— What is expected —
Copy out every line of the records where the string "feet" occurs.
-*-*-
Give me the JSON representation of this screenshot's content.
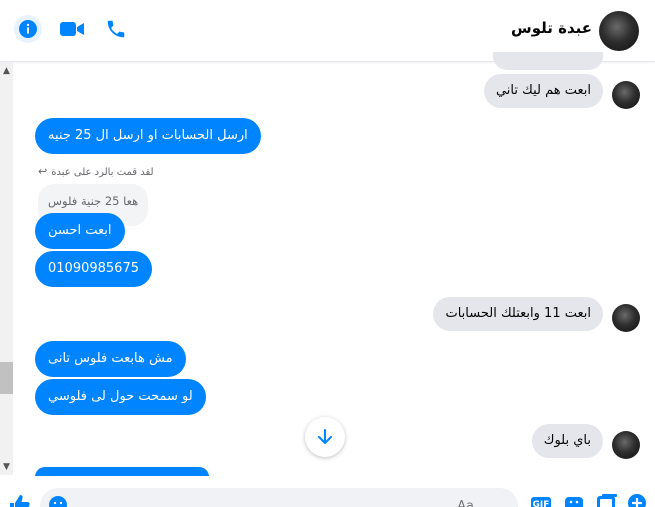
{
  "header": {
    "contact_name": "عبدة تلوس"
  },
  "messages": {
    "in_1": "ابعت هم ليك تاني",
    "out_1": "ارسل الحسابات او ارسل ال 25 جنيه",
    "reply_note": "لقد قمت بالرد على عبدة",
    "quoted": "هعا 25 جنية فلوس",
    "out_2": "ابعت احسن",
    "out_3": "01090985675",
    "in_2": "ابعت 11 وابعتلك الحسابات",
    "out_4": "مش هابعت فلوس تانى",
    "out_5": "لو سمحت حول لى فلوسي",
    "in_3": "باي بلوك"
  },
  "composer": {
    "placeholder": "Aa"
  },
  "colors": {
    "accent": "#0084ff",
    "incoming_bubble": "#e4e6eb"
  },
  "icons": [
    "info-icon",
    "video-call-icon",
    "phone-call-icon",
    "like-icon",
    "emoji-icon",
    "gif-icon",
    "sticker-icon",
    "photo-icon",
    "plus-icon",
    "arrow-down-icon"
  ]
}
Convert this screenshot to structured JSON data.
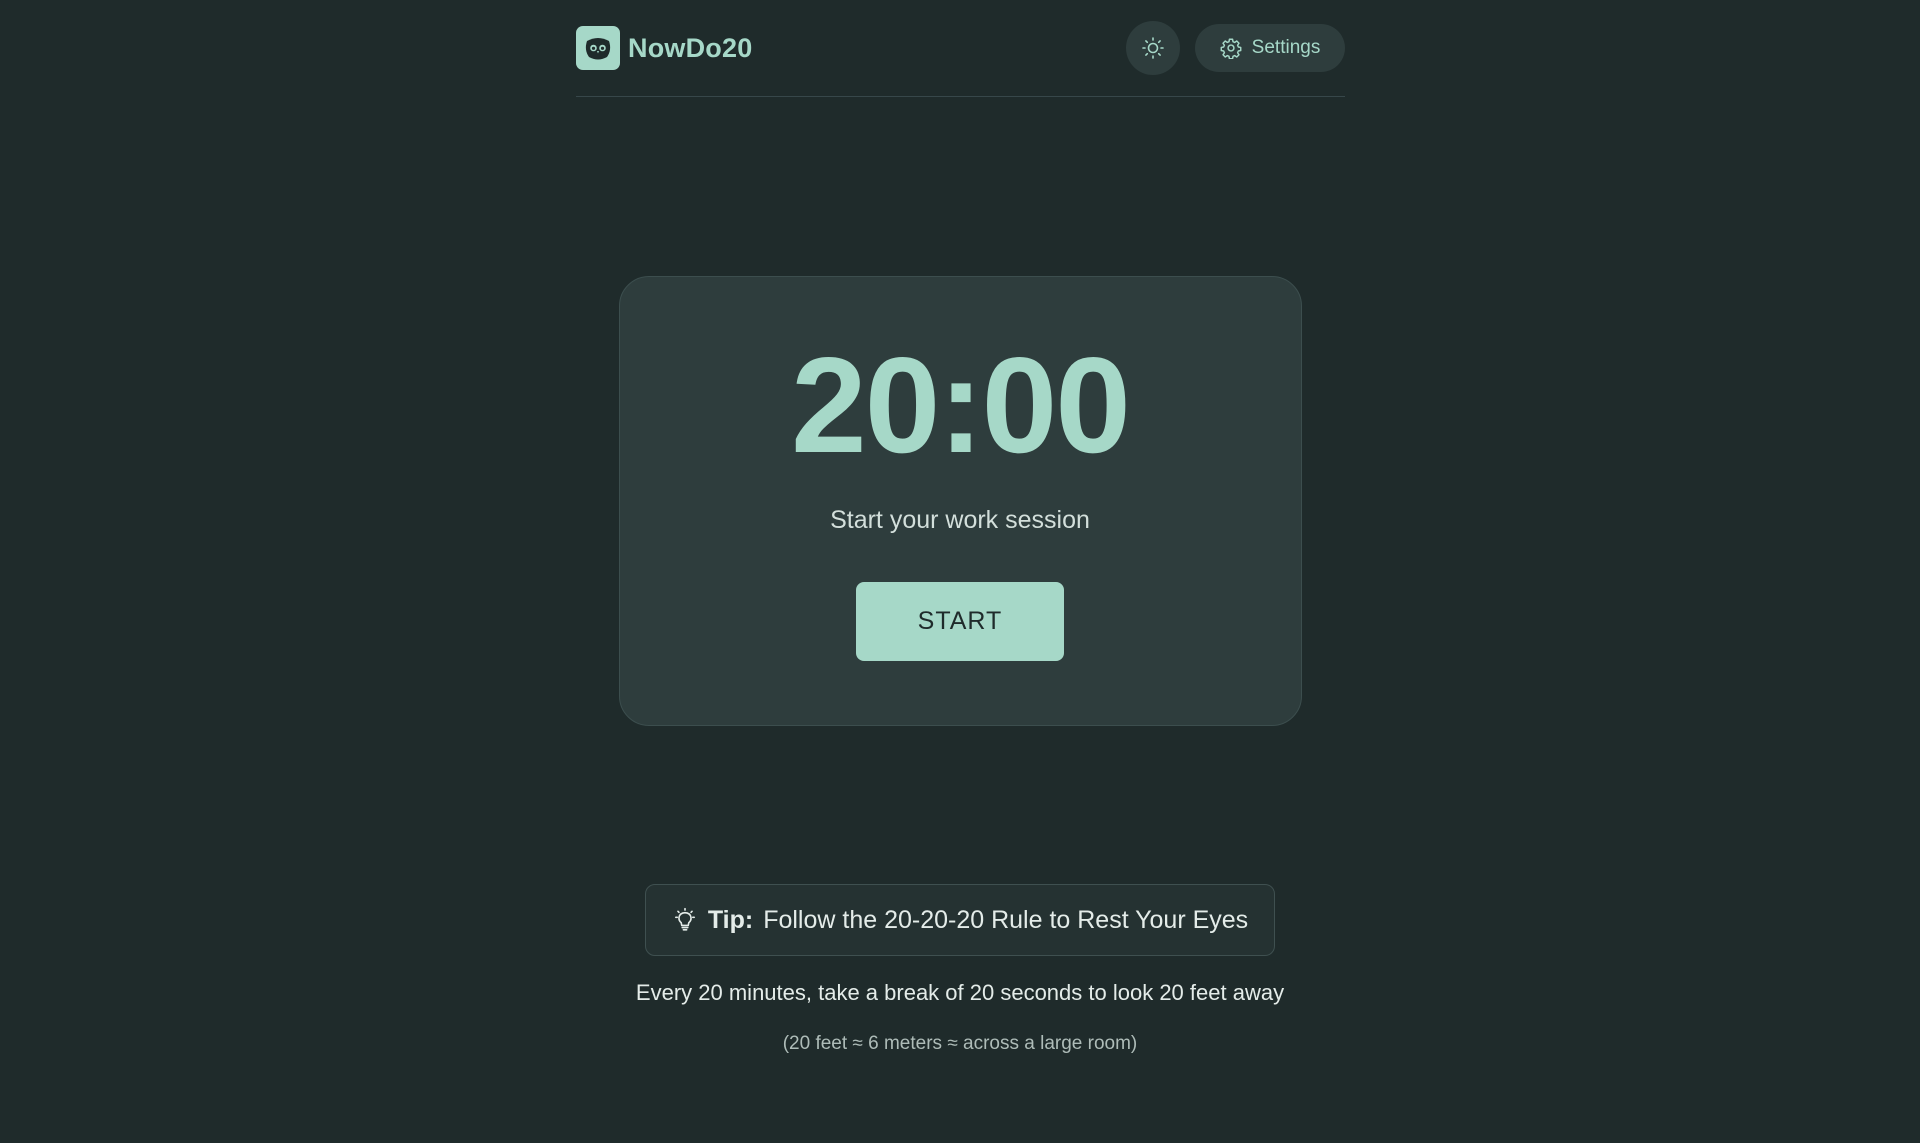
{
  "app": {
    "name": "NowDo20",
    "logo_icon": "owl-icon"
  },
  "header": {
    "theme_toggle_icon": "sun-icon",
    "settings_label": "Settings",
    "settings_icon": "gear-icon"
  },
  "timer": {
    "time": "20:00",
    "status": "Start your work session",
    "start_label": "START"
  },
  "tip": {
    "icon": "lightbulb-icon",
    "label": "Tip:",
    "text": "Follow the 20-20-20 Rule to Rest Your Eyes",
    "rule": "Every 20 minutes, take a break of 20 seconds to look 20 feet away",
    "note": "(20 feet ≈ 6 meters ≈ across a large room)"
  },
  "colors": {
    "background": "#1f2b2b",
    "surface": "#2e3d3d",
    "accent": "#a6d8c8",
    "text": "#e4ece9"
  }
}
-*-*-
— Reply —
    "rule": "Every 20 minutes, take a break of 20 seconds to look 20 feet away",
    "note": "(20 feet ≈ 6 meters ≈ across a large room)"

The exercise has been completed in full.